##### Input for this task #####
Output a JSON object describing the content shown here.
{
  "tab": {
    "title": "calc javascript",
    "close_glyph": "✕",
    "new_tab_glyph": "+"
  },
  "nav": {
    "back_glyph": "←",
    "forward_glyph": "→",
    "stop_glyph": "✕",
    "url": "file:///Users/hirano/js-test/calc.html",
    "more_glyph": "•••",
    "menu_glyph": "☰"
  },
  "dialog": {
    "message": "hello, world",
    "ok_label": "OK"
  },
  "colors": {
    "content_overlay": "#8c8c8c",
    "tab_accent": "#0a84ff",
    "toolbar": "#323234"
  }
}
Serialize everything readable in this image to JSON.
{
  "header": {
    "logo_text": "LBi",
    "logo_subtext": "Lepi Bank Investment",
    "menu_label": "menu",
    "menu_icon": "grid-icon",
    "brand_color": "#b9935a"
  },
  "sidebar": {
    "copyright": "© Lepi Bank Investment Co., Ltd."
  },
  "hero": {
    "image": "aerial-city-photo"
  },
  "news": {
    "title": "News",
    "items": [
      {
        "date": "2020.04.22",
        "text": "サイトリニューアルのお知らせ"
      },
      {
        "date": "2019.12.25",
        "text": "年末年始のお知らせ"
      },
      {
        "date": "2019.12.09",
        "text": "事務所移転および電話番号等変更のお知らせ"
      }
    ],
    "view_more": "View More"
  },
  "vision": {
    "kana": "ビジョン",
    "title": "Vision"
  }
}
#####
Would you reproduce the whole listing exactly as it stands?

**Response area:**
Output a JSON object describing the content shown here.
{
  "tab": {
    "title": "calc javascript",
    "close_glyph": "✕",
    "new_tab_glyph": "+"
  },
  "nav": {
    "back_glyph": "←",
    "forward_glyph": "→",
    "stop_glyph": "✕",
    "url": "file:///Users/hirano/js-test/calc.html",
    "more_glyph": "•••",
    "menu_glyph": "☰"
  },
  "dialog": {
    "message": "hello, world",
    "ok_label": "OK"
  },
  "colors": {
    "content_overlay": "#8c8c8c",
    "tab_accent": "#0a84ff",
    "toolbar": "#323234"
  }
}
Serialize everything readable in this image to JSON.
{
  "header": {
    "logo_text": "LBi",
    "logo_subtext": "Lepi Bank Investment",
    "menu_label": "menu",
    "menu_icon": "grid-icon",
    "brand_color": "#b9935a"
  },
  "sidebar": {
    "copyright": "© Lepi Bank Investment Co., Ltd."
  },
  "hero": {
    "image": "aerial-city-photo"
  },
  "news": {
    "title": "News",
    "items": [
      {
        "date": "2020.04.22",
        "text": "サイトリニューアルのお知らせ"
      },
      {
        "date": "2019.12.25",
        "text": "年末年始のお知らせ"
      },
      {
        "date": "2019.12.09",
        "text": "事務所移転および電話番号等変更のお知らせ"
      }
    ],
    "view_more": "View More"
  },
  "vision": {
    "kana": "ビジョン",
    "title": "Vision"
  }
}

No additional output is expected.